Repeat the data in full. Every line must match.

Start of INFORMATION GIVEN

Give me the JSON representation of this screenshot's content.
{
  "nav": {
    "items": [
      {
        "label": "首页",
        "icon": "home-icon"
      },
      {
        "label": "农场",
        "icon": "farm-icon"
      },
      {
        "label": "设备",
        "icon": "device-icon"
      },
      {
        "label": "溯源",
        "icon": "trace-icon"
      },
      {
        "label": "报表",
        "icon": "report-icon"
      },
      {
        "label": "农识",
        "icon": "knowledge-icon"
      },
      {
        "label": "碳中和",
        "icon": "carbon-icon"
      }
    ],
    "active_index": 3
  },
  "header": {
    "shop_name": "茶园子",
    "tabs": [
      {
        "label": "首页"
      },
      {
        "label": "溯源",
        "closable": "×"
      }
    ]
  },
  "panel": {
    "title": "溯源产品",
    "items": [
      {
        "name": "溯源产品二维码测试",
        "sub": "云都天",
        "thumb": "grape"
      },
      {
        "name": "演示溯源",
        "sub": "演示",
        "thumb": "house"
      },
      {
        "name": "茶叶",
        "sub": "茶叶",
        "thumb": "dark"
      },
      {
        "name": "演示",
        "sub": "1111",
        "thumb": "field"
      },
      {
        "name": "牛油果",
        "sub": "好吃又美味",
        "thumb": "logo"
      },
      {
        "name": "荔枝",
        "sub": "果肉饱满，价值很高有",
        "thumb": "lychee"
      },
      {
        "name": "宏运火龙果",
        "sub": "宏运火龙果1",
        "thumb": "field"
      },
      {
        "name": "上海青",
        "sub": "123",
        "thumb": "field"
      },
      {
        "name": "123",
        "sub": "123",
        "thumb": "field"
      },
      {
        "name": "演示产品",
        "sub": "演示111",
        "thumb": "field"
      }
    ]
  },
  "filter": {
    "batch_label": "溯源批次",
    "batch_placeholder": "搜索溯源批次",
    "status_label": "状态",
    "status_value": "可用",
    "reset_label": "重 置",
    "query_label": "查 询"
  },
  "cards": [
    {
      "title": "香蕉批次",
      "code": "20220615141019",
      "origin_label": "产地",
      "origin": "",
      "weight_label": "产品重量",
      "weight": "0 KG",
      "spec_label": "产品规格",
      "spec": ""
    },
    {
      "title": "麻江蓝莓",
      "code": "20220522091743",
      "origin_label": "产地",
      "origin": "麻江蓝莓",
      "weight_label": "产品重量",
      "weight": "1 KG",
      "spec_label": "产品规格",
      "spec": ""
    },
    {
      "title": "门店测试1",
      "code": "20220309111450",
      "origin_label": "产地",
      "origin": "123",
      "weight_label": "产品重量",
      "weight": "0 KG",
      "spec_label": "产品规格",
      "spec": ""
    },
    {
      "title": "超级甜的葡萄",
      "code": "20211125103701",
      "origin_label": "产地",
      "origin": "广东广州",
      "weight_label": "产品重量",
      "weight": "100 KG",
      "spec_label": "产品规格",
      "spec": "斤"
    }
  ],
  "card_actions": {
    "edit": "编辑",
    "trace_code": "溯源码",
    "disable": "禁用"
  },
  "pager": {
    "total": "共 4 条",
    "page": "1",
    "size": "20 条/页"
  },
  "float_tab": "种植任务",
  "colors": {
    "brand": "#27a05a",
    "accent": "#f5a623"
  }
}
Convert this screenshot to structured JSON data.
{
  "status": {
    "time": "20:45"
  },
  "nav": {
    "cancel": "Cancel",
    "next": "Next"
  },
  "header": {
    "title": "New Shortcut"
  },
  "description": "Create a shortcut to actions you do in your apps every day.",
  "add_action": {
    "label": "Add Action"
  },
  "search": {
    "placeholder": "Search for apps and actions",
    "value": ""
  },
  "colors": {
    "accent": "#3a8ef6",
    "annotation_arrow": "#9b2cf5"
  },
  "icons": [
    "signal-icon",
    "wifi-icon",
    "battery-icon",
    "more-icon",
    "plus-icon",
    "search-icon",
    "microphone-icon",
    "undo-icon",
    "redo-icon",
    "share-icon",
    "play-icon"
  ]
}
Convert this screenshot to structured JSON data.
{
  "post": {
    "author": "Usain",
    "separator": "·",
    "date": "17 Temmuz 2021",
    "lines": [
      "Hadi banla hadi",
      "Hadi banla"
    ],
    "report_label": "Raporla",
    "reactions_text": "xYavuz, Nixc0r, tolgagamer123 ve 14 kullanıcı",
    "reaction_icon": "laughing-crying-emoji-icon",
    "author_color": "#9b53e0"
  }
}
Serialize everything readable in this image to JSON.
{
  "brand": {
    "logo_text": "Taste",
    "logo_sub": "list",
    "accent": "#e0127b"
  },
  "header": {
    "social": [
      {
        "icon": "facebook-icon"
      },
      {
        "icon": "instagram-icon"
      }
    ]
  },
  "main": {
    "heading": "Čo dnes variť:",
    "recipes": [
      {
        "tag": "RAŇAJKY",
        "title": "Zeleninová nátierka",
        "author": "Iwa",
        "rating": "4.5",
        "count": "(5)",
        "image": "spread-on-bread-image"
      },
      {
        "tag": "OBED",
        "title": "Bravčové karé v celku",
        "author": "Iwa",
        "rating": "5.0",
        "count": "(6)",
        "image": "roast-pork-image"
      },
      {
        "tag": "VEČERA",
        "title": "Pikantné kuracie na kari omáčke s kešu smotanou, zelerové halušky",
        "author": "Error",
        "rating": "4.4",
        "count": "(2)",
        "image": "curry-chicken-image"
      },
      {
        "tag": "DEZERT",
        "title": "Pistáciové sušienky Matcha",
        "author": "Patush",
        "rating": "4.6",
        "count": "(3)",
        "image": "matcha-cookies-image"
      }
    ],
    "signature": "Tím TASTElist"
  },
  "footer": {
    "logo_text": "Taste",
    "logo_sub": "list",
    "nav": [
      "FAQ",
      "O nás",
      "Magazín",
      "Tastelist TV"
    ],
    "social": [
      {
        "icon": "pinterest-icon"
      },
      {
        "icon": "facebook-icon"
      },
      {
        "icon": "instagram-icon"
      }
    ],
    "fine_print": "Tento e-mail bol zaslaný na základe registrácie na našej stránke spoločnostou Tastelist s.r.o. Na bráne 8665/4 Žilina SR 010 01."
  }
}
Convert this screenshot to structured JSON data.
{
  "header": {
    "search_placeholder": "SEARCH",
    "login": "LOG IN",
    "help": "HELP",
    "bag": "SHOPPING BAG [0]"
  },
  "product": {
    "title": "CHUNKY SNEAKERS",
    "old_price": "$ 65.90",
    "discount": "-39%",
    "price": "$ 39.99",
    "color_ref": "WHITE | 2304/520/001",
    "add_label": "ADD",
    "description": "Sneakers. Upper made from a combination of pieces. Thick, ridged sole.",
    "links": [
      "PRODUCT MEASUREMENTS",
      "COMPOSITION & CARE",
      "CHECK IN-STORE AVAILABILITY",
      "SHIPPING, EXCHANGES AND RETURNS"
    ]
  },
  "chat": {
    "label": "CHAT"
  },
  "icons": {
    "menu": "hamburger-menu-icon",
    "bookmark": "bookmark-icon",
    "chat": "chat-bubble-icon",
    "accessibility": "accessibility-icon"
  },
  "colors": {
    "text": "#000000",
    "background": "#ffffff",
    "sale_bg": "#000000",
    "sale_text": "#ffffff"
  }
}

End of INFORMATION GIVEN

> FINISHED TASK
Give me the JSON representation of this screenshot's content.
{
  "nav": {
    "items": [
      {
        "label": "首页",
        "icon": "home-icon"
      },
      {
        "label": "农场",
        "icon": "farm-icon"
      },
      {
        "label": "设备",
        "icon": "device-icon"
      },
      {
        "label": "溯源",
        "icon": "trace-icon"
      },
      {
        "label": "报表",
        "icon": "report-icon"
      },
      {
        "label": "农识",
        "icon": "knowledge-icon"
      },
      {
        "label": "碳中和",
        "icon": "carbon-icon"
      }
    ],
    "active_index": 3
  },
  "header": {
    "shop_name": "茶园子",
    "tabs": [
      {
        "label": "首页"
      },
      {
        "label": "溯源",
        "closable": "×"
      }
    ]
  },
  "panel": {
    "title": "溯源产品",
    "items": [
      {
        "name": "溯源产品二维码测试",
        "sub": "云都天",
        "thumb": "grape"
      },
      {
        "name": "演示溯源",
        "sub": "演示",
        "thumb": "house"
      },
      {
        "name": "茶叶",
        "sub": "茶叶",
        "thumb": "dark"
      },
      {
        "name": "演示",
        "sub": "1111",
        "thumb": "field"
      },
      {
        "name": "牛油果",
        "sub": "好吃又美味",
        "thumb": "logo"
      },
      {
        "name": "荔枝",
        "sub": "果肉饱满，价值很高有",
        "thumb": "lychee"
      },
      {
        "name": "宏运火龙果",
        "sub": "宏运火龙果1",
        "thumb": "field"
      },
      {
        "name": "上海青",
        "sub": "123",
        "thumb": "field"
      },
      {
        "name": "123",
        "sub": "123",
        "thumb": "field"
      },
      {
        "name": "演示产品",
        "sub": "演示111",
        "thumb": "field"
      }
    ]
  },
  "filter": {
    "batch_label": "溯源批次",
    "batch_placeholder": "搜索溯源批次",
    "status_label": "状态",
    "status_value": "可用",
    "reset_label": "重 置",
    "query_label": "查 询"
  },
  "cards": [
    {
      "title": "香蕉批次",
      "code": "20220615141019",
      "origin_label": "产地",
      "origin": "",
      "weight_label": "产品重量",
      "weight": "0 KG",
      "spec_label": "产品规格",
      "spec": ""
    },
    {
      "title": "麻江蓝莓",
      "code": "20220522091743",
      "origin_label": "产地",
      "origin": "麻江蓝莓",
      "weight_label": "产品重量",
      "weight": "1 KG",
      "spec_label": "产品规格",
      "spec": ""
    },
    {
      "title": "门店测试1",
      "code": "20220309111450",
      "origin_label": "产地",
      "origin": "123",
      "weight_label": "产品重量",
      "weight": "0 KG",
      "spec_label": "产品规格",
      "spec": ""
    },
    {
      "title": "超级甜的葡萄",
      "code": "20211125103701",
      "origin_label": "产地",
      "origin": "广东广州",
      "weight_label": "产品重量",
      "weight": "100 KG",
      "spec_label": "产品规格",
      "spec": "斤"
    }
  ],
  "card_actions": {
    "edit": "编辑",
    "trace_code": "溯源码",
    "disable": "禁用"
  },
  "pager": {
    "total": "共 4 条",
    "page": "1",
    "size": "20 条/页"
  },
  "float_tab": "种植任务",
  "colors": {
    "brand": "#27a05a",
    "accent": "#f5a623"
  }
}
Convert this screenshot to structured JSON data.
{
  "status": {
    "time": "20:45"
  },
  "nav": {
    "cancel": "Cancel",
    "next": "Next"
  },
  "header": {
    "title": "New Shortcut"
  },
  "description": "Create a shortcut to actions you do in your apps every day.",
  "add_action": {
    "label": "Add Action"
  },
  "search": {
    "placeholder": "Search for apps and actions",
    "value": ""
  },
  "colors": {
    "accent": "#3a8ef6",
    "annotation_arrow": "#9b2cf5"
  },
  "icons": [
    "signal-icon",
    "wifi-icon",
    "battery-icon",
    "more-icon",
    "plus-icon",
    "search-icon",
    "microphone-icon",
    "undo-icon",
    "redo-icon",
    "share-icon",
    "play-icon"
  ]
}
Convert this screenshot to structured JSON data.
{
  "post": {
    "author": "Usain",
    "separator": "·",
    "date": "17 Temmuz 2021",
    "lines": [
      "Hadi banla hadi",
      "Hadi banla"
    ],
    "report_label": "Raporla",
    "reactions_text": "xYavuz, Nixc0r, tolgagamer123 ve 14 kullanıcı",
    "reaction_icon": "laughing-crying-emoji-icon",
    "author_color": "#9b53e0"
  }
}
Serialize everything readable in this image to JSON.
{
  "brand": {
    "logo_text": "Taste",
    "logo_sub": "list",
    "accent": "#e0127b"
  },
  "header": {
    "social": [
      {
        "icon": "facebook-icon"
      },
      {
        "icon": "instagram-icon"
      }
    ]
  },
  "main": {
    "heading": "Čo dnes variť:",
    "recipes": [
      {
        "tag": "RAŇAJKY",
        "title": "Zeleninová nátierka",
        "author": "Iwa",
        "rating": "4.5",
        "count": "(5)",
        "image": "spread-on-bread-image"
      },
      {
        "tag": "OBED",
        "title": "Bravčové karé v celku",
        "author": "Iwa",
        "rating": "5.0",
        "count": "(6)",
        "image": "roast-pork-image"
      },
      {
        "tag": "VEČERA",
        "title": "Pikantné kuracie na kari omáčke s kešu smotanou, zelerové halušky",
        "author": "Error",
        "rating": "4.4",
        "count": "(2)",
        "image": "curry-chicken-image"
      },
      {
        "tag": "DEZERT",
        "title": "Pistáciové sušienky Matcha",
        "author": "Patush",
        "rating": "4.6",
        "count": "(3)",
        "image": "matcha-cookies-image"
      }
    ],
    "signature": "Tím TASTElist"
  },
  "footer": {
    "logo_text": "Taste",
    "logo_sub": "list",
    "nav": [
      "FAQ",
      "O nás",
      "Magazín",
      "Tastelist TV"
    ],
    "social": [
      {
        "icon": "pinterest-icon"
      },
      {
        "icon": "facebook-icon"
      },
      {
        "icon": "instagram-icon"
      }
    ],
    "fine_print": "Tento e-mail bol zaslaný na základe registrácie na našej stránke spoločnostou Tastelist s.r.o. Na bráne 8665/4 Žilina SR 010 01."
  }
}
Convert this screenshot to structured JSON data.
{
  "header": {
    "search_placeholder": "SEARCH",
    "login": "LOG IN",
    "help": "HELP",
    "bag": "SHOPPING BAG [0]"
  },
  "product": {
    "title": "CHUNKY SNEAKERS",
    "old_price": "$ 65.90",
    "discount": "-39%",
    "price": "$ 39.99",
    "color_ref": "WHITE | 2304/520/001",
    "add_label": "ADD",
    "description": "Sneakers. Upper made from a combination of pieces. Thick, ridged sole.",
    "links": [
      "PRODUCT MEASUREMENTS",
      "COMPOSITION & CARE",
      "CHECK IN-STORE AVAILABILITY",
      "SHIPPING, EXCHANGES AND RETURNS"
    ]
  },
  "chat": {
    "label": "CHAT"
  },
  "icons": {
    "menu": "hamburger-menu-icon",
    "bookmark": "bookmark-icon",
    "chat": "chat-bubble-icon",
    "accessibility": "accessibility-icon"
  },
  "colors": {
    "text": "#000000",
    "background": "#ffffff",
    "sale_bg": "#000000",
    "sale_text": "#ffffff"
  }
}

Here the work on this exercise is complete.